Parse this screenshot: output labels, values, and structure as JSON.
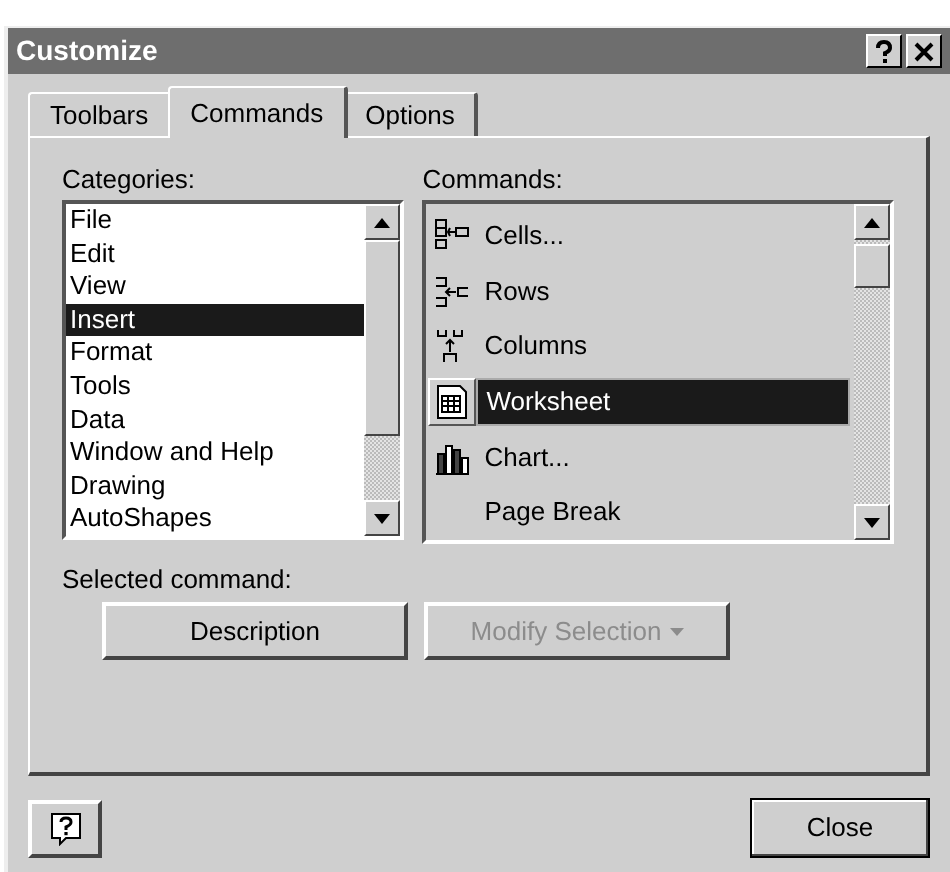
{
  "window": {
    "title": "Customize"
  },
  "tabs": [
    {
      "label": "Toolbars",
      "selected": false
    },
    {
      "label": "Commands",
      "selected": true
    },
    {
      "label": "Options",
      "selected": false
    }
  ],
  "categories": {
    "label": "Categories:",
    "items": [
      {
        "label": "File",
        "selected": false
      },
      {
        "label": "Edit",
        "selected": false
      },
      {
        "label": "View",
        "selected": false
      },
      {
        "label": "Insert",
        "selected": true
      },
      {
        "label": "Format",
        "selected": false
      },
      {
        "label": "Tools",
        "selected": false
      },
      {
        "label": "Data",
        "selected": false
      },
      {
        "label": "Window and Help",
        "selected": false
      },
      {
        "label": "Drawing",
        "selected": false
      },
      {
        "label": "AutoShapes",
        "selected": false
      }
    ]
  },
  "commands": {
    "label": "Commands:",
    "items": [
      {
        "label": "Cells...",
        "kind": "cells",
        "selected": false
      },
      {
        "label": "Rows",
        "kind": "rows",
        "selected": false
      },
      {
        "label": "Columns",
        "kind": "columns",
        "selected": false
      },
      {
        "label": "Worksheet",
        "kind": "worksheet",
        "selected": true
      },
      {
        "label": "Chart...",
        "kind": "chart",
        "selected": false
      },
      {
        "label": "Page Break",
        "kind": "plain",
        "selected": false
      }
    ]
  },
  "selected_command": {
    "label": "Selected command:",
    "buttons": [
      {
        "label": "Description",
        "disabled": false,
        "dropdown": false
      },
      {
        "label": "Modify Selection",
        "disabled": true,
        "dropdown": true
      }
    ]
  },
  "footer": {
    "close": "Close"
  }
}
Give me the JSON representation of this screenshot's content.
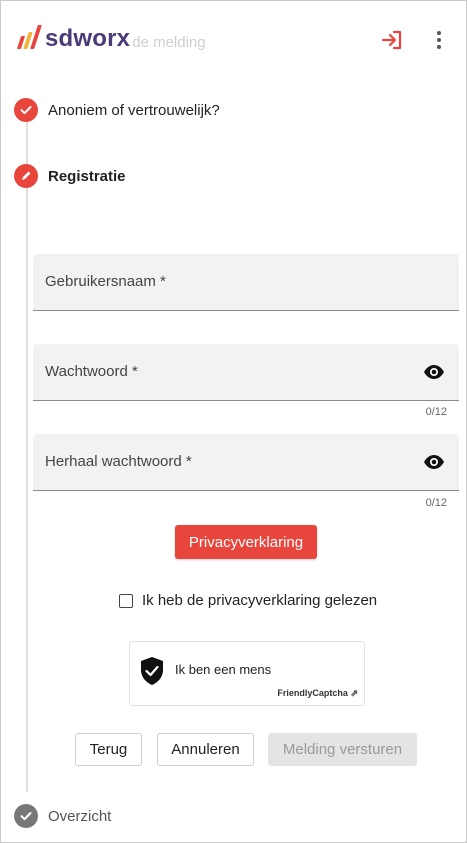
{
  "header": {
    "brand": "sdworx",
    "behind_title": "de melding",
    "icons": {
      "login": "login-arrow-icon",
      "more": "more-vertical-icon"
    },
    "colors": {
      "accent": "#e8453c",
      "brand_text": "#4a3a78",
      "brand_yellow": "#f3b23a"
    }
  },
  "steps": [
    {
      "label": "Anoniem of vertrouwelijk?",
      "icon": "check-icon",
      "state": "done"
    },
    {
      "label": "Registratie",
      "icon": "pencil-icon",
      "state": "active"
    },
    {
      "label": "Overzicht",
      "icon": "check-icon",
      "state": "pending"
    }
  ],
  "form": {
    "username": {
      "label": "Gebruikersnaam *",
      "value": ""
    },
    "password": {
      "label": "Wachtwoord *",
      "value": "",
      "counter": "0/12",
      "icon": "eye-icon"
    },
    "password_repeat": {
      "label": "Herhaal wachtwoord *",
      "value": "",
      "counter": "0/12",
      "icon": "eye-icon"
    },
    "privacy_button": "Privacyverklaring",
    "privacy_checkbox": {
      "label": "Ik heb de privacyverklaring gelezen",
      "checked": false
    }
  },
  "captcha": {
    "text": "Ik ben een mens",
    "brand": "FriendlyCaptcha",
    "icon": "shield-check-icon"
  },
  "actions": {
    "back": "Terug",
    "cancel": "Annuleren",
    "submit": "Melding versturen",
    "submit_disabled": true
  }
}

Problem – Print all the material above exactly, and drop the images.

Expected answer –
Parse this screenshot: output labels, values, and structure as JSON.
{
  "window": {
    "title": "Customize"
  },
  "tabs": [
    {
      "label": "Toolbars",
      "selected": false
    },
    {
      "label": "Commands",
      "selected": true
    },
    {
      "label": "Options",
      "selected": false
    }
  ],
  "categories": {
    "label": "Categories:",
    "items": [
      {
        "label": "File",
        "selected": false
      },
      {
        "label": "Edit",
        "selected": false
      },
      {
        "label": "View",
        "selected": false
      },
      {
        "label": "Insert",
        "selected": true
      },
      {
        "label": "Format",
        "selected": false
      },
      {
        "label": "Tools",
        "selected": false
      },
      {
        "label": "Data",
        "selected": false
      },
      {
        "label": "Window and Help",
        "selected": false
      },
      {
        "label": "Drawing",
        "selected": false
      },
      {
        "label": "AutoShapes",
        "selected": false
      }
    ]
  },
  "commands": {
    "label": "Commands:",
    "items": [
      {
        "label": "Cells...",
        "kind": "cells",
        "selected": false
      },
      {
        "label": "Rows",
        "kind": "rows",
        "selected": false
      },
      {
        "label": "Columns",
        "kind": "columns",
        "selected": false
      },
      {
        "label": "Worksheet",
        "kind": "worksheet",
        "selected": true
      },
      {
        "label": "Chart...",
        "kind": "chart",
        "selected": false
      },
      {
        "label": "Page Break",
        "kind": "plain",
        "selected": false
      }
    ]
  },
  "selected_command": {
    "label": "Selected command:",
    "buttons": [
      {
        "label": "Description",
        "disabled": false,
        "dropdown": false
      },
      {
        "label": "Modify Selection",
        "disabled": true,
        "dropdown": true
      }
    ]
  },
  "footer": {
    "close": "Close"
  }
}
Give me the JSON representation of this screenshot's content.
{
  "header": {
    "brand": "sdworx",
    "behind_title": "de melding",
    "icons": {
      "login": "login-arrow-icon",
      "more": "more-vertical-icon"
    },
    "colors": {
      "accent": "#e8453c",
      "brand_text": "#4a3a78",
      "brand_yellow": "#f3b23a"
    }
  },
  "steps": [
    {
      "label": "Anoniem of vertrouwelijk?",
      "icon": "check-icon",
      "state": "done"
    },
    {
      "label": "Registratie",
      "icon": "pencil-icon",
      "state": "active"
    },
    {
      "label": "Overzicht",
      "icon": "check-icon",
      "state": "pending"
    }
  ],
  "form": {
    "username": {
      "label": "Gebruikersnaam *",
      "value": ""
    },
    "password": {
      "label": "Wachtwoord *",
      "value": "",
      "counter": "0/12",
      "icon": "eye-icon"
    },
    "password_repeat": {
      "label": "Herhaal wachtwoord *",
      "value": "",
      "counter": "0/12",
      "icon": "eye-icon"
    },
    "privacy_button": "Privacyverklaring",
    "privacy_checkbox": {
      "label": "Ik heb de privacyverklaring gelezen",
      "checked": false
    }
  },
  "captcha": {
    "text": "Ik ben een mens",
    "brand": "FriendlyCaptcha",
    "icon": "shield-check-icon"
  },
  "actions": {
    "back": "Terug",
    "cancel": "Annuleren",
    "submit": "Melding versturen",
    "submit_disabled": true
  }
}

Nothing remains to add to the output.